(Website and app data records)
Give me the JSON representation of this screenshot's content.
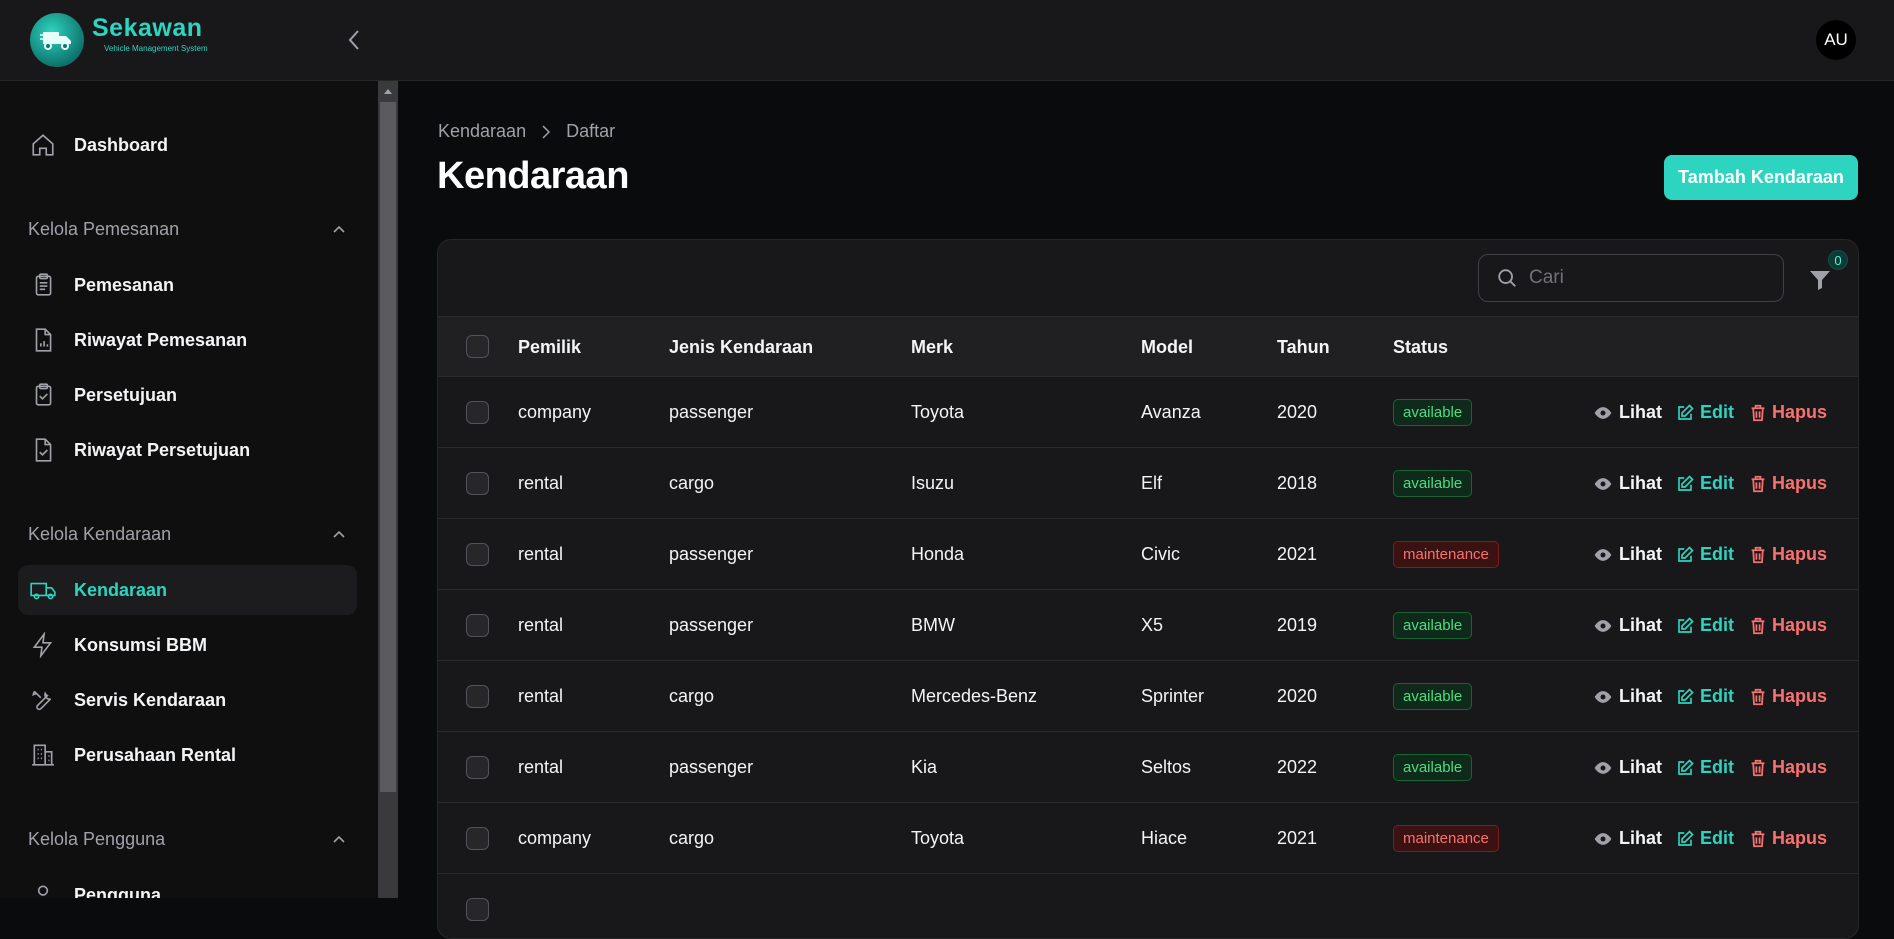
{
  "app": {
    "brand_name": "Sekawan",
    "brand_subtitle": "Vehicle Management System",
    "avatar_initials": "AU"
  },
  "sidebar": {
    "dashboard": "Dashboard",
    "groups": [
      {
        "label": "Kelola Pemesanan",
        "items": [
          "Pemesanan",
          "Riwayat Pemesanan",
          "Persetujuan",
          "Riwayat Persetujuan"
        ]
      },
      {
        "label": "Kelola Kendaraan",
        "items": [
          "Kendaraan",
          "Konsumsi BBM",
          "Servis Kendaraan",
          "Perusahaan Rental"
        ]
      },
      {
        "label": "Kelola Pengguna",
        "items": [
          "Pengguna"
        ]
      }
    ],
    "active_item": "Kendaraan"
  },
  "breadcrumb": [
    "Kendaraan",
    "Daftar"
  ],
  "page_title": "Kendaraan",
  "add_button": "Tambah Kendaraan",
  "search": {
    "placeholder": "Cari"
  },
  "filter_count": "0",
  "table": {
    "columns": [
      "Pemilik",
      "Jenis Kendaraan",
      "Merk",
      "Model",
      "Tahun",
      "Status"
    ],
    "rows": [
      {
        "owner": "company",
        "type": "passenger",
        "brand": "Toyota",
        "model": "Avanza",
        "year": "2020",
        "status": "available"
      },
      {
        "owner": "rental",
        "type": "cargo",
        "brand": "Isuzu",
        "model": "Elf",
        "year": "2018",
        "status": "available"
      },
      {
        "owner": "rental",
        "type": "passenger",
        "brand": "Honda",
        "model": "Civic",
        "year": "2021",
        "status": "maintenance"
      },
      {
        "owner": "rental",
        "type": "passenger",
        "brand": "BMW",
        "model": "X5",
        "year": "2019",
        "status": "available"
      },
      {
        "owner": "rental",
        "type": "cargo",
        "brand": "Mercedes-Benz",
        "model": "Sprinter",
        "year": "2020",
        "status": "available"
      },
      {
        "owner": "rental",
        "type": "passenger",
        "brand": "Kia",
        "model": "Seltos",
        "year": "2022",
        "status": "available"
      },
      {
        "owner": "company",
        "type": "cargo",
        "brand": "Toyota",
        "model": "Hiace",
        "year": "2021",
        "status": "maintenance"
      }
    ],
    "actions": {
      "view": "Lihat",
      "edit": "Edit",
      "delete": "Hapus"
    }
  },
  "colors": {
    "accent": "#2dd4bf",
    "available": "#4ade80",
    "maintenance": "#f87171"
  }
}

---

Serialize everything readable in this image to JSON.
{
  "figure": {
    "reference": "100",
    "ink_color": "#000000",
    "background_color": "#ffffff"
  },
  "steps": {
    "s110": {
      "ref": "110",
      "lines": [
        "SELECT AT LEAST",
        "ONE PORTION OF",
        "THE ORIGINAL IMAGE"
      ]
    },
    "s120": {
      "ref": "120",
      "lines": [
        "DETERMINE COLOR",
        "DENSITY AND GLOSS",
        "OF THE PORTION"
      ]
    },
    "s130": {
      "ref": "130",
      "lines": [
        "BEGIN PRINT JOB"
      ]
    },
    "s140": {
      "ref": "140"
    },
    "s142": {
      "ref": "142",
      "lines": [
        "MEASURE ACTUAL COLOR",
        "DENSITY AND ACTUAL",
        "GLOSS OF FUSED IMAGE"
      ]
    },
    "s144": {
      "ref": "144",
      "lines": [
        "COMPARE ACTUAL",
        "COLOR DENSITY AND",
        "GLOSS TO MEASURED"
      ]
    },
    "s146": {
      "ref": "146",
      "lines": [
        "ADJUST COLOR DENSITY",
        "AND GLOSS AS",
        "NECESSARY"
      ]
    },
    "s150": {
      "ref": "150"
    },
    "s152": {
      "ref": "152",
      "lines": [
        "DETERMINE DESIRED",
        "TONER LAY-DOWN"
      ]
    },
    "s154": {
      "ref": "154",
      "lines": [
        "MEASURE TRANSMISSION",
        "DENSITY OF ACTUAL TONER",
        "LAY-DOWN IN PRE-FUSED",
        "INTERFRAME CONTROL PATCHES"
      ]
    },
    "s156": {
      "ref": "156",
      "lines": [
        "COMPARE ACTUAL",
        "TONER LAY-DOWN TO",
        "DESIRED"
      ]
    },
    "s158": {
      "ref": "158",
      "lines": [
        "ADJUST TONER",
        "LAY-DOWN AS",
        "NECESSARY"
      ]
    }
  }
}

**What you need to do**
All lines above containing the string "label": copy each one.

**Response to the exercise**
        "label": "Kelola Pemesanan",
        "label": "Kelola Kendaraan",
        "label": "Kelola Pengguna",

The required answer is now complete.